Return each line of the listing that follows in which the string "JSON" can be found.

═══ AVAILABLE DATA ═══

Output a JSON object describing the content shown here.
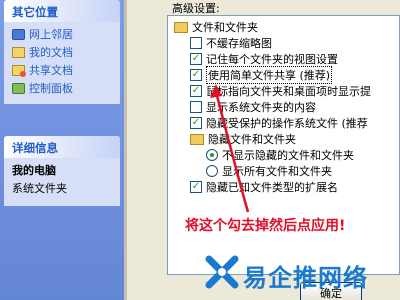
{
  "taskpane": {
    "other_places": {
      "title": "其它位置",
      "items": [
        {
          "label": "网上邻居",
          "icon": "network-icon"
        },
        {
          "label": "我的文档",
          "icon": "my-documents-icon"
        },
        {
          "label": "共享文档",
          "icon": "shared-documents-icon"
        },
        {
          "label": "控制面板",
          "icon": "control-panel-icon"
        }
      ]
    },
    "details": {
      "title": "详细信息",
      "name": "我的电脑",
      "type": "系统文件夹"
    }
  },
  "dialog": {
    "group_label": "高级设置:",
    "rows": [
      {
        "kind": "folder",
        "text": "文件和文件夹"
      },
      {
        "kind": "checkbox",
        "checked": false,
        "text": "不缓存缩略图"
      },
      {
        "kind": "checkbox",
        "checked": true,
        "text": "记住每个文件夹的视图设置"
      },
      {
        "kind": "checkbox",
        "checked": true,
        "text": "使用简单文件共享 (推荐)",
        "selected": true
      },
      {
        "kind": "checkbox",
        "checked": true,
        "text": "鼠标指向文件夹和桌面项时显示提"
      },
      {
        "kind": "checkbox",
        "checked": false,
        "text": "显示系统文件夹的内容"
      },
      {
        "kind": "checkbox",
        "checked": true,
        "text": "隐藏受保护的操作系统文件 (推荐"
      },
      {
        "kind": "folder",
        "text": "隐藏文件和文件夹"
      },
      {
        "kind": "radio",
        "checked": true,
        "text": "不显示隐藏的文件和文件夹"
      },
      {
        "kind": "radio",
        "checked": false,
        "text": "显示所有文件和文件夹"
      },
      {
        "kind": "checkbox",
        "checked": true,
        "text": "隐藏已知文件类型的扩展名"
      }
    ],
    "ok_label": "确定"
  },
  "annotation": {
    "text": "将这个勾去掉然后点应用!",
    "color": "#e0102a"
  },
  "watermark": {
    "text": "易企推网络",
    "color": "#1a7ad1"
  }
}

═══
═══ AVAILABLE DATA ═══

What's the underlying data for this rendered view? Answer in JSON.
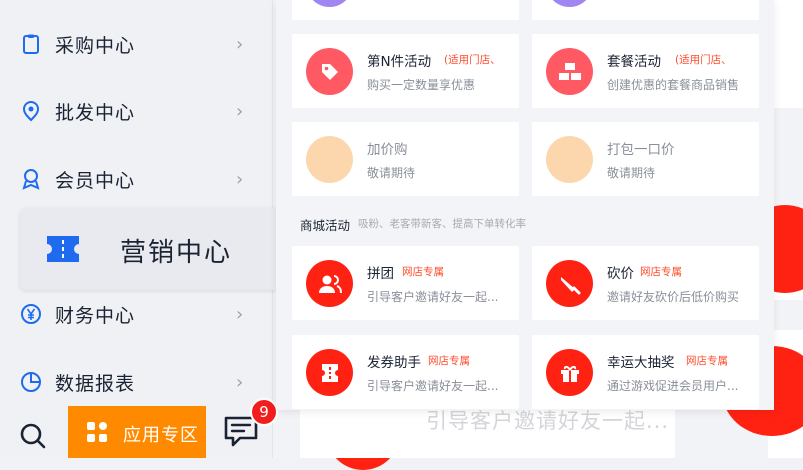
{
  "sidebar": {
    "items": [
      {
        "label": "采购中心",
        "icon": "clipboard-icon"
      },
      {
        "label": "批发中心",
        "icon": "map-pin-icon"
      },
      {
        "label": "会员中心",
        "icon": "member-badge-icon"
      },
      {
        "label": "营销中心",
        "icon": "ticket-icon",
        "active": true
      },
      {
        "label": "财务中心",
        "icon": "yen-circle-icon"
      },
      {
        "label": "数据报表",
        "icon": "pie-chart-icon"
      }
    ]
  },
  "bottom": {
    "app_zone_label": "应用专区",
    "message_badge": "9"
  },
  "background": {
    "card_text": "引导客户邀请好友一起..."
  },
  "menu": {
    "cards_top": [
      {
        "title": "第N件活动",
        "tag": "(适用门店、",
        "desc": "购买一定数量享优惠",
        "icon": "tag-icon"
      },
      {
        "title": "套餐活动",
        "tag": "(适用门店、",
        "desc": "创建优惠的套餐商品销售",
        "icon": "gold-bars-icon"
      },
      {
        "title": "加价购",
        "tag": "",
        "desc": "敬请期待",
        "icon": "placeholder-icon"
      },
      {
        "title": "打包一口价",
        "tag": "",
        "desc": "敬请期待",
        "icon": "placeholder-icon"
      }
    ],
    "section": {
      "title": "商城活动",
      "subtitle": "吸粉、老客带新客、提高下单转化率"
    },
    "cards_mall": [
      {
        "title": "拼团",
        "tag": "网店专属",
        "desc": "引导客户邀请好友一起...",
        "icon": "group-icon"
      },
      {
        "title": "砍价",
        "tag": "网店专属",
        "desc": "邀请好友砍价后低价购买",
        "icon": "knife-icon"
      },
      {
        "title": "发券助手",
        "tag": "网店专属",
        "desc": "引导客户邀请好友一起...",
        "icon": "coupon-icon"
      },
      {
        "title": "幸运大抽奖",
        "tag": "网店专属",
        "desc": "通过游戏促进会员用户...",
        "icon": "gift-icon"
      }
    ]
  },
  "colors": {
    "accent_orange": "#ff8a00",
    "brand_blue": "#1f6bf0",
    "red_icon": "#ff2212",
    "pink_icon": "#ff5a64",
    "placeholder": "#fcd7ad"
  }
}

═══
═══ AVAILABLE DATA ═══

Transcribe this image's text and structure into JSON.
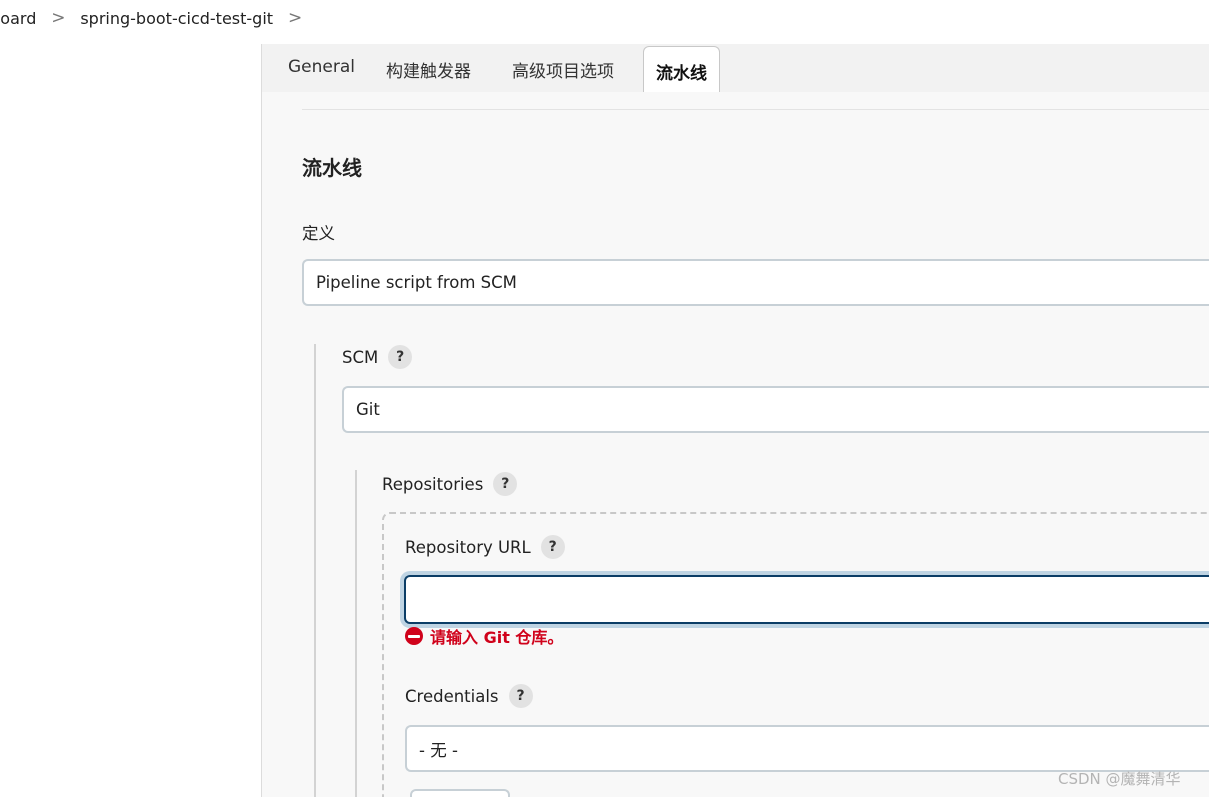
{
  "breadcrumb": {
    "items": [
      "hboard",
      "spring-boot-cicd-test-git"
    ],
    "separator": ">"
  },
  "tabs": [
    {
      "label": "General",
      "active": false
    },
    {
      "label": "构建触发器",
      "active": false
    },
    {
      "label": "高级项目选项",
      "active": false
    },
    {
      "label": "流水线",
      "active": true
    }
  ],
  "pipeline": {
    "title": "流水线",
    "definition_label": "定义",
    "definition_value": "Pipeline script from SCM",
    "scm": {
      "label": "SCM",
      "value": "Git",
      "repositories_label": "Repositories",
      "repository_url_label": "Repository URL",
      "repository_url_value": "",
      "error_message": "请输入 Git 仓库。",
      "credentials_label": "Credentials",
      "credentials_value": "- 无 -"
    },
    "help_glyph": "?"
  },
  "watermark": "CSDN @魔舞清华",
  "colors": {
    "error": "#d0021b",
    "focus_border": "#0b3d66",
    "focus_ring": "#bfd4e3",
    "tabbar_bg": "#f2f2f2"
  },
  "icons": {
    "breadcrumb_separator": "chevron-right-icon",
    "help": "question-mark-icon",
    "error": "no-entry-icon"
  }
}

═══

SOLUTION TO THE PROBLEM ::
Output a JSON object describing the content shown here.
What's the underlying data for this rendered view? Answer in JSON.
Transcribe this image's text and structure into JSON.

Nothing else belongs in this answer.